Your objective » Repeat each record exactly. Any picture gets left out.

Data supplied »
----

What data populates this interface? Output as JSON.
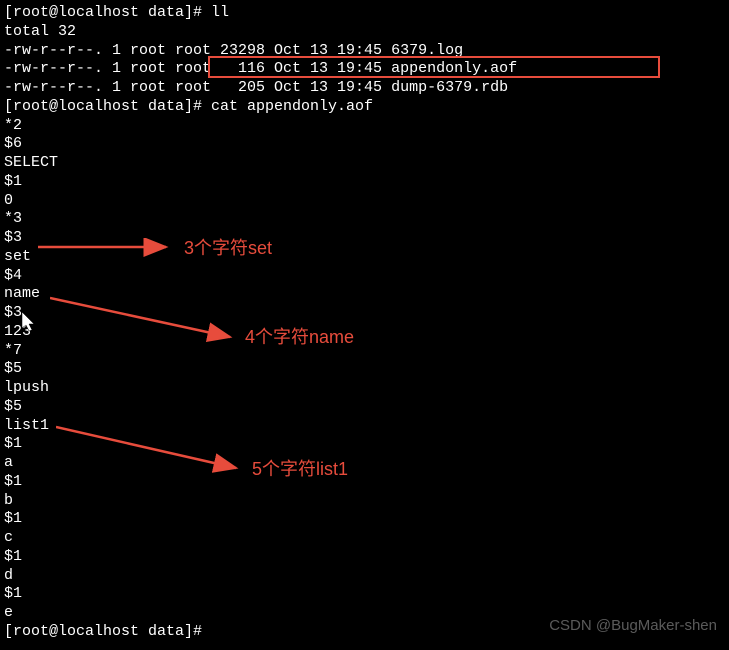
{
  "terminal": {
    "lines": [
      "[root@localhost data]# ll",
      "total 32",
      "-rw-r--r--. 1 root root 23298 Oct 13 19:45 6379.log",
      "-rw-r--r--. 1 root root   116 Oct 13 19:45 appendonly.aof",
      "-rw-r--r--. 1 root root   205 Oct 13 19:45 dump-6379.rdb",
      "[root@localhost data]# cat appendonly.aof",
      "*2",
      "$6",
      "SELECT",
      "$1",
      "0",
      "*3",
      "$3",
      "set",
      "$4",
      "name",
      "$3",
      "123",
      "*7",
      "$5",
      "lpush",
      "$5",
      "list1",
      "$1",
      "a",
      "$1",
      "b",
      "$1",
      "c",
      "$1",
      "d",
      "$1",
      "e",
      "[root@localhost data]#"
    ]
  },
  "annotations": {
    "note1": "3个字符set",
    "note2": "4个字符name",
    "note3": "5个字符list1"
  },
  "watermark": "CSDN @BugMaker-shen",
  "colors": {
    "highlight": "#e74c3c"
  }
}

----

Problem solution »
What data populates this interface? Output as JSON.
{
  "terminal": {
    "lines": [
      "[root@localhost data]# ll",
      "total 32",
      "-rw-r--r--. 1 root root 23298 Oct 13 19:45 6379.log",
      "-rw-r--r--. 1 root root   116 Oct 13 19:45 appendonly.aof",
      "-rw-r--r--. 1 root root   205 Oct 13 19:45 dump-6379.rdb",
      "[root@localhost data]# cat appendonly.aof",
      "*2",
      "$6",
      "SELECT",
      "$1",
      "0",
      "*3",
      "$3",
      "set",
      "$4",
      "name",
      "$3",
      "123",
      "*7",
      "$5",
      "lpush",
      "$5",
      "list1",
      "$1",
      "a",
      "$1",
      "b",
      "$1",
      "c",
      "$1",
      "d",
      "$1",
      "e",
      "[root@localhost data]#"
    ]
  },
  "annotations": {
    "note1": "3个字符set",
    "note2": "4个字符name",
    "note3": "5个字符list1"
  },
  "watermark": "CSDN @BugMaker-shen",
  "colors": {
    "highlight": "#e74c3c"
  }
}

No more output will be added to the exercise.